I don't think the comparison of the medical "diagnosis" to which you refer to legal opinions is a fair one.
This is the Internet. It's largely full of crap and everyone knows it. To paraphrase Gene Spafford:
[The Internet] is like a herd of performing elephants with diarrhea
-- massive, difficult to redirect, awe-inspiring, entertaining, and a source of mind-boggling amounts of excrement when you least expect it.
But the distinction between a legal question and a medical diagnosis is where it applies. We don't answer legal questions. We also don't answer medical questions. I suspect that the reason there's not a closure reason specifying medical questions is because nobody actually asks them.
We're not talking about a question though, we're talking about answers. And that's where my Spafford quote comes in. The Internet is largely full of crap and everyone knows it. But it's generally up to the individual to differentiate the crap from what's valuable.
We aren't supposed to give legal advice as answers, obviously. But the reality is that we often do, to a greater or lesser degree. We phrases like "if it were me" or "in my opinion" or even go so far as to be more blunt and then end it with something "...regardless, you need to see a lawyer" or something similar.
The difference with medical opinions is that they are talking about a person rather than a situation and we need to be discussing situations because otherwise there's no wide applicability to a Q&A site. But like legal "answers" does anyone really take a diagnosis seriously?

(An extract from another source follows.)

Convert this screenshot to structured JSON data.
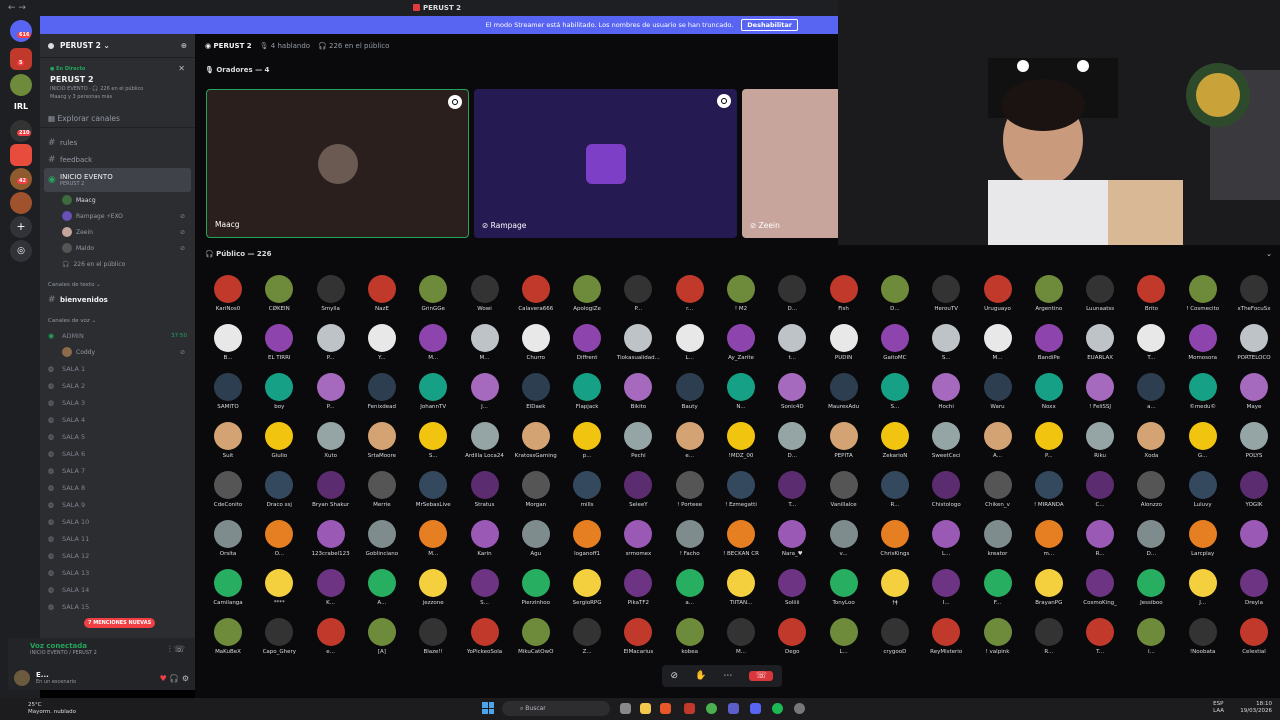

Is a questioner going to say "Wow, I didn't know I had that, I'm going to tell my HR department and get some accommodations"? Highly unlikely.
So the real question as I see it is "How do we deal with people offering medical diagnoses?" and the good news is that we already have ways and use them:
- Downvote the answer
- Comment about it so anyone reading the answer sees that the so-called diagnosis is challenged.
- Flag the answer as "Not an answer" or with enough rep, vote to delete it.
TL;DR: If I were going to change anything (assuming the language isn't there already) I'd specify something that clarifies that (like questions) it's not permissible to offer any answer that otherwise requires a license such as legal, medical and psychiatric.
"Of course that's just my opinion. I could be wrong" -- Dennis Miller